the Maps in Our Lives exhibition explores surveying, cartography, geodesy, and geographic information
systems--and draws on both the Library's historic map collections and the ACSM collection in the
Library of Congress.
||Maps of Liberia 1830-1870
Includes twenty examples from the American Colonization Society (ACS), organized in 1817 to resettle
free black Americans in West Africa, show early settlements in Liberia, indigenous political subdivisions,
and some of the building lots that were assigned to settlers.
||Ortelius Atlas An important part of
the Geography and Map Division holdings is its atlas collection, consisting of more than fifty-three
thousand atlases. One of the most valuable components of the atlas collection is the numerous editions
of the revolutionary mapbook Theatrum Orbis Terrarum by Abraham Ortelius (1527-1598), a Flemish scholar
||Panoramic Maps 1847-1929 The panoramic
map was a popular cartographic form used to depict U.S. and Canadian cities and towns during the late
nineteenth and early twentieth centuries. Known also as bird's-eye views, perspective maps, and aero
views, panoramic maps are nonphotographic representations of cities portrayed as if viewed from above
at an oblique angle. Although not generally drawn to scale, they show street patterns, individual buildings,
and major landscape features in perspective.
||Places in History Highlighting events
in the U.S. Civil War (1861-1864) from 2011-2014 presenting maps and their significance.
||Places in the News Bringing maps of
places in the news to educators around the world (archived back to 1999).
||Puerto Rico at the Dawn of the Modern
Age: Nineteen- and Early-Twentieth-Century Perspectives portrays the early history of the commonwealth
of Puerto Rico through first-person accounts, political writings, and histories drawn from the Library
of Congress's General Collections.
||Railroad Maps Collection 1828-1900
Representing an important historical record, illustrating the growth of travel and settlement as well as
the development of industry and agriculture in the United States.
||Rochambeau Map Collection
Contains cartographic items used by Jean Baptiste Donatien de Vimeur, comte de Rochambeau,
commander in chief of the French expeditionary army (1780-82) during the American Revolution.
||George Washington: Surveyor and Mapmaker
Most Americans are familiar with George Washington's role as the leader of the Continental army against
the British forces in the American Revolution or as the first president of the United States, but many
may be unaware of Washington's lifelong association with geography and cartography.

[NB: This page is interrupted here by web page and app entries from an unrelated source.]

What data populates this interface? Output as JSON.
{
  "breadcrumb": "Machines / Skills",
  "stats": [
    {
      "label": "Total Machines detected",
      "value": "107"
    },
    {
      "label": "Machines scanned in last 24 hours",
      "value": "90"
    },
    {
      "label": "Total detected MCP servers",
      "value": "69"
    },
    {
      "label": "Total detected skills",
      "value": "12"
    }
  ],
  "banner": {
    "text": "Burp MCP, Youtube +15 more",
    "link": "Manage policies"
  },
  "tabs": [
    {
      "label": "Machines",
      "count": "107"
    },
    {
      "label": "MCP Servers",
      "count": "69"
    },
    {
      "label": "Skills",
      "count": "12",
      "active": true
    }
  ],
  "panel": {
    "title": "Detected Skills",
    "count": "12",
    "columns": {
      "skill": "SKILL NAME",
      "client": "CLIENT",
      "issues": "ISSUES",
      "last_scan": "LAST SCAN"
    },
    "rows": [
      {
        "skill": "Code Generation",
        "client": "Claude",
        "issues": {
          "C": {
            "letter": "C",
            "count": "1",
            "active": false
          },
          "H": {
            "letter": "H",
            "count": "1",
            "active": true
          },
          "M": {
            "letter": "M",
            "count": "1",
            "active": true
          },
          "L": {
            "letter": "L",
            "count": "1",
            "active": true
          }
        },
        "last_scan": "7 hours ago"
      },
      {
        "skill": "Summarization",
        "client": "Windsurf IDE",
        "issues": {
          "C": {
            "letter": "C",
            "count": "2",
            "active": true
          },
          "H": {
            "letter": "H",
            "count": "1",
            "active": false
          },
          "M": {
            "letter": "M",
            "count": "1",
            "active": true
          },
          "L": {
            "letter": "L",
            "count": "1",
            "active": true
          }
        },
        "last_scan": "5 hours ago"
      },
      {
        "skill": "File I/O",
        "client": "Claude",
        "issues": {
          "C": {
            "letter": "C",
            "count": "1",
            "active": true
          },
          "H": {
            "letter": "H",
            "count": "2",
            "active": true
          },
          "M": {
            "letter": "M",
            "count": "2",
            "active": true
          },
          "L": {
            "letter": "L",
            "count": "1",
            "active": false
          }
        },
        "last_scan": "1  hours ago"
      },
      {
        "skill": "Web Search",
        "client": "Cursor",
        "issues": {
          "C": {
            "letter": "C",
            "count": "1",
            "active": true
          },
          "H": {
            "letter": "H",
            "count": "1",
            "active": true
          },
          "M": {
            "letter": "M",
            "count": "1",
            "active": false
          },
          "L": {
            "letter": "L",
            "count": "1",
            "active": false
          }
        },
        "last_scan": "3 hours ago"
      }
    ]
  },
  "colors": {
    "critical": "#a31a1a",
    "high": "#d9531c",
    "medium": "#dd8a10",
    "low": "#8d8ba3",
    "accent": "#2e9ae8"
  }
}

Beginning with his
early career as a surveyor and throughout his life as a soldier, planter, businessman, land speculator,
farmer, military officer, and president, Washington relied on and benefitted from his knowledge of maps.
||Waldseemüller 1507 Map of the World Martin Waldseemüller’s
1507 world map grew out of an ambitious project in St. Dié, near Strasbourg, France, during the first
decade of the sixteenth century, to document and update new geographic knowledge derived from the
discoveries of the late fifteenth and the first years of the sixteenth centuries. Waldseemüller’s large
world map was the most exciting product of that research effort, and included data gathered during
Amerigo Vespucci’s voyages of 1501–1502 to the New World.
||World War II Military Situation Maps
Contains maps showing troop positions beginning on June 6, 1944 to July 26, 1945. Starting with the D-Day
Invasion, the maps give daily details on the military campaigns in Western Europe, showing the progress
of the Allied Forces as they push towards Germany. The Interactive Essay allows for a step-by-step journey
through the Battle of the Bulge
using the U.S. Army's situation maps.